In theory, this basic principle allows for improved safety, and the two may be able to prevent the other becoming a casualty, or rescue the other in a crisis. In Alpine conditions, where rescue could be delayed for a prolonged time, this system is critical to ensuring participant safety.
What Actually Hapens
When participants aren’t careful (think younger age groups), they end up splitting up. Groups want to do different things, they have people skiing at different ability levels and speeds, and forgetfulness often tries to negate the benefits.
How this came into play
I had spent the early morning skiing with my buddy (both of us with similar skill and speed), when we approached a S-turn where the Salamander (“Green”, Beginnger)trail merges with Off the Wall (“Double Black, Hardest) At that turn was a solo skier, who took the turn, but made three critical mistakes.
- Turned Too Fast: this turn is much tighter than the map leads to be, requiring skiers to slow down to turn properly.
- Improper Turn: the skier wasn’t fully aware about their abilities, and while at high speed, tried to turn, but ended up crossing their skis in the process, throwing them off balance.
- Improper Fall: this article goes into better detail about the correct way to fall (forwards), rather than sideways onto the side of the slope (and their body).
Buddy System to the Rescue
When this skier went down, my buddy and I both stopped to see what we could do. When I determined the injury was severe enough to warrant additional help, I was able to have my buddy go for help, while I stayed with the victim.
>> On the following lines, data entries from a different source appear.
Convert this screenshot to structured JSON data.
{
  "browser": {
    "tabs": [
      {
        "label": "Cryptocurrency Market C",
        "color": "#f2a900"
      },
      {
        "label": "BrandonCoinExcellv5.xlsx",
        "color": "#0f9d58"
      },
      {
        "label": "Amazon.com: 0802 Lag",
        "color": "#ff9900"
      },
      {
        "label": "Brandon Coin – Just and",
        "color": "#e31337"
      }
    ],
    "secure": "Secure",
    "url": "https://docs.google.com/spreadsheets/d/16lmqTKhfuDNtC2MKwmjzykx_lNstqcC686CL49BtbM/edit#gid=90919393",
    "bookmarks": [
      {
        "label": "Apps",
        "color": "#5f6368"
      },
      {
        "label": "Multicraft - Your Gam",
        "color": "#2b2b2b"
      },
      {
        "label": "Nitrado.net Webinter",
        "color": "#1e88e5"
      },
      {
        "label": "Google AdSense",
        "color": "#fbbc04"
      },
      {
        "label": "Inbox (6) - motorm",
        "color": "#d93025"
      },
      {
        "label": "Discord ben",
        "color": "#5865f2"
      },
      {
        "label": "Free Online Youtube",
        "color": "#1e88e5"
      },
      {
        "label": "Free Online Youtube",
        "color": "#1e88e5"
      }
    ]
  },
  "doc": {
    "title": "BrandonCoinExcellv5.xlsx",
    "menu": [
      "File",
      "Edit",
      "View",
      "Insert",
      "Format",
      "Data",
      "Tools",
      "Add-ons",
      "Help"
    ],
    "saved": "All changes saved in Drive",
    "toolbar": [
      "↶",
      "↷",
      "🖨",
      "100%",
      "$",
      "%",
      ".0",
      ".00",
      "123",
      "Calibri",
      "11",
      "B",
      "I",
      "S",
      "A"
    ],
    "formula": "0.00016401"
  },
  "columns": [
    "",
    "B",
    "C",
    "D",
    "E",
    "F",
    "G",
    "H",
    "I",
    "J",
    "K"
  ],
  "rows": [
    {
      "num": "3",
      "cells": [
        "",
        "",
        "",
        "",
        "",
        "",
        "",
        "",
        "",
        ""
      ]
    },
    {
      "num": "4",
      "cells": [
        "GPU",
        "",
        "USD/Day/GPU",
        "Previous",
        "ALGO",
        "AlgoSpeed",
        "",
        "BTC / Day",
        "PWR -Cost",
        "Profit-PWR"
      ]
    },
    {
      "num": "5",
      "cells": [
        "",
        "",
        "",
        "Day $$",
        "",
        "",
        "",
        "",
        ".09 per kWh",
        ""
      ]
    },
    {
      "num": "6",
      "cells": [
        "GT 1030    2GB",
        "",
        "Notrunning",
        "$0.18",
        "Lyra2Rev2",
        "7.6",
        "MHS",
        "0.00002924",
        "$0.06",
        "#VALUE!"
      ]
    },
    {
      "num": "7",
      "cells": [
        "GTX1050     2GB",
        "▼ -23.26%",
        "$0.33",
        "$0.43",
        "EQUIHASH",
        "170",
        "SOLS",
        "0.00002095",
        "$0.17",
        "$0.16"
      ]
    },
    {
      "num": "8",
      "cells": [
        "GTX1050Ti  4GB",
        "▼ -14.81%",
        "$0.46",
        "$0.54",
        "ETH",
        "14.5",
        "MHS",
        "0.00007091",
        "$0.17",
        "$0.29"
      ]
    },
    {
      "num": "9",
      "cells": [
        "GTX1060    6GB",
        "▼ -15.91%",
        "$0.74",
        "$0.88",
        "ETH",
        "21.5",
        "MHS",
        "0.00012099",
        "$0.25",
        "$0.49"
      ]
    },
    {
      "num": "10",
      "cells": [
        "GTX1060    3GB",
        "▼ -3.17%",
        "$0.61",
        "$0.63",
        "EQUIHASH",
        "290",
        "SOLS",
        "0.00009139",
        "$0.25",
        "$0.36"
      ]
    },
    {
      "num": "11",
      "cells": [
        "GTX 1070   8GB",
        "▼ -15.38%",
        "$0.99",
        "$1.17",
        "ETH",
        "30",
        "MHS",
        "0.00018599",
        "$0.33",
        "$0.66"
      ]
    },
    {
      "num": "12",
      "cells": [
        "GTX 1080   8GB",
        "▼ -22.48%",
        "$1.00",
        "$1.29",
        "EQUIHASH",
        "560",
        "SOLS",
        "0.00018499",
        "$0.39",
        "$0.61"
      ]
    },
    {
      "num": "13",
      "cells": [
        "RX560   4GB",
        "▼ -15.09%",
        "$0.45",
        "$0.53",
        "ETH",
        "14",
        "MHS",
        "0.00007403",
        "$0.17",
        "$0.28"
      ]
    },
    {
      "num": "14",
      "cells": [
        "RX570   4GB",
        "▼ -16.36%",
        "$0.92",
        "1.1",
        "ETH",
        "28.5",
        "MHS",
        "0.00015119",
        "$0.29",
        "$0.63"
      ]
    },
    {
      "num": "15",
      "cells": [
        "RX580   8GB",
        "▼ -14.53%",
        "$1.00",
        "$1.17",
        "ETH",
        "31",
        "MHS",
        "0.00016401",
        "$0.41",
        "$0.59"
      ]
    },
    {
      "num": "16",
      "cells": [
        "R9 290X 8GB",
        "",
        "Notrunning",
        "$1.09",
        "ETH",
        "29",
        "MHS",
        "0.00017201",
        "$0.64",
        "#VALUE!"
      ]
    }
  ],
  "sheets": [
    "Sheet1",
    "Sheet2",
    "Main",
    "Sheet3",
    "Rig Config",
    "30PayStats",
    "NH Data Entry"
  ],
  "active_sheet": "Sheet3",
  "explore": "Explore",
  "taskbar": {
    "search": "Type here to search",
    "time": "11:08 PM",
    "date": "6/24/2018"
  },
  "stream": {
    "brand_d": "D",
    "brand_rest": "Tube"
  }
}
We were never able to locate the solo skier’s buddy, even though they claimed to have two with them.
Aftermath & Lessons Learned
Eventually, ski patrol arrived, and were able to transport to the base of the mountain. A field diagnostic returned a possible Tibia fracture/break (much worse than the twisted ankle that was originally though).
The second man with me was critical to getting the skier off the mountain in time. By being able to stay with the skier, it was possible to prevent someone from running them over and/or additional damage to be caused, while still having help arrive on-scene in a timely manner. So don’t go it alone, bring a second with you. It may very well help save someone else, or even you.